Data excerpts
※
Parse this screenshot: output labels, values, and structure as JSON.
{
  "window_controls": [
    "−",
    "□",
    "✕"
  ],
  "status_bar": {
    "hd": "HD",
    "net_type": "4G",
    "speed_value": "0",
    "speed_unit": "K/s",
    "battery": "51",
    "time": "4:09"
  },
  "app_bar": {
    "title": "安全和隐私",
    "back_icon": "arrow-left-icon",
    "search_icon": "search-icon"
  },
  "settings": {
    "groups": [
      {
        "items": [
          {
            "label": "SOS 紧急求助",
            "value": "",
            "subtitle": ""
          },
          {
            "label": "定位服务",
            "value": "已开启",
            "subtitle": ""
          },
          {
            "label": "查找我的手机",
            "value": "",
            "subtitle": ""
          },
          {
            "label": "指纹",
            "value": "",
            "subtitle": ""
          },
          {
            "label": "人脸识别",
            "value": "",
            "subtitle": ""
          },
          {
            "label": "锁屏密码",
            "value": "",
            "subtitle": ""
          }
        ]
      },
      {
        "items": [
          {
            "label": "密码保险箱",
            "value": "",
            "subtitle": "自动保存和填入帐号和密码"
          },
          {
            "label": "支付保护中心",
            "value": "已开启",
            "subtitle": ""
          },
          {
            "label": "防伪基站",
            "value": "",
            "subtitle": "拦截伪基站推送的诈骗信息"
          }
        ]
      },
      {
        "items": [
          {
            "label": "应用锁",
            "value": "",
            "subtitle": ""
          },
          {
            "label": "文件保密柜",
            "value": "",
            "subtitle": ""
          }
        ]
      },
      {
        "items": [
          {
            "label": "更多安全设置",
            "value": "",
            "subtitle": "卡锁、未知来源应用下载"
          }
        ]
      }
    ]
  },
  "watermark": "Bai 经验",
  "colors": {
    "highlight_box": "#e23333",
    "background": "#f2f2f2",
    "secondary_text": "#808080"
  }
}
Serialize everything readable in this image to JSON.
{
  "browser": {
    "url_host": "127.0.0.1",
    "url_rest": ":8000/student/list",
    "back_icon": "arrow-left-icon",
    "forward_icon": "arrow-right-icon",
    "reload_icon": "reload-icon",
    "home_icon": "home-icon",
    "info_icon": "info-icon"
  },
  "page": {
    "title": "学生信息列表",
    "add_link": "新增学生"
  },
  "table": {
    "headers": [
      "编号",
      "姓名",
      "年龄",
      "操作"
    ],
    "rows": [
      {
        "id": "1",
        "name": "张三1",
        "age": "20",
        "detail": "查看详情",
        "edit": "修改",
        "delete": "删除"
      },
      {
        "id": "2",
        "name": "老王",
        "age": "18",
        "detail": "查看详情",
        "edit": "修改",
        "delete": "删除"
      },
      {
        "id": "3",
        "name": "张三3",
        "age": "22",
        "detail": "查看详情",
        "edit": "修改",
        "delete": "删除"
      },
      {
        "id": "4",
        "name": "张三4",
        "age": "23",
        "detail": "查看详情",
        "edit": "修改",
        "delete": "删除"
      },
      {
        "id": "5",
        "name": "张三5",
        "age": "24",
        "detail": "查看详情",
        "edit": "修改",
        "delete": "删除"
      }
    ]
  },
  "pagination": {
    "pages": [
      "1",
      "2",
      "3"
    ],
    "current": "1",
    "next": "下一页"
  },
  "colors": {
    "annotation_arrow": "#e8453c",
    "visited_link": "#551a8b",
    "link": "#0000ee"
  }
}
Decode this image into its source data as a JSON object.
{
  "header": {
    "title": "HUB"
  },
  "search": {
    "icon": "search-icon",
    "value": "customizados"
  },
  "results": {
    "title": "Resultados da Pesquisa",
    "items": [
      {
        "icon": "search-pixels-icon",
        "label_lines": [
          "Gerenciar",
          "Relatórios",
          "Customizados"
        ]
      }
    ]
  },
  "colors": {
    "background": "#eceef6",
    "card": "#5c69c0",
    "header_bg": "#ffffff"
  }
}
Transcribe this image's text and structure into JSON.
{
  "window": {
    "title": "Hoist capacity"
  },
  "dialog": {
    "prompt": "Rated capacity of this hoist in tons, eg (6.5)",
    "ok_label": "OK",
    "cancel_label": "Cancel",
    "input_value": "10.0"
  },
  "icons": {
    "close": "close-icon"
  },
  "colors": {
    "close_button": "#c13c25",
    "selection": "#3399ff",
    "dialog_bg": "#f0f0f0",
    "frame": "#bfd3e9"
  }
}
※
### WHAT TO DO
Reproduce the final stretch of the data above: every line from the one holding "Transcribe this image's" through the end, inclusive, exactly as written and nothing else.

### EXERCISE SOLUTION
Transcribe this image's text and structure into JSON.
{
  "window": {
    "title": "Hoist capacity"
  },
  "dialog": {
    "prompt": "Rated capacity of this hoist in tons, eg (6.5)",
    "ok_label": "OK",
    "cancel_label": "Cancel",
    "input_value": "10.0"
  },
  "icons": {
    "close": "close-icon"
  },
  "colors": {
    "close_button": "#c13c25",
    "selection": "#3399ff",
    "dialog_bg": "#f0f0f0",
    "frame": "#bfd3e9"
  }
}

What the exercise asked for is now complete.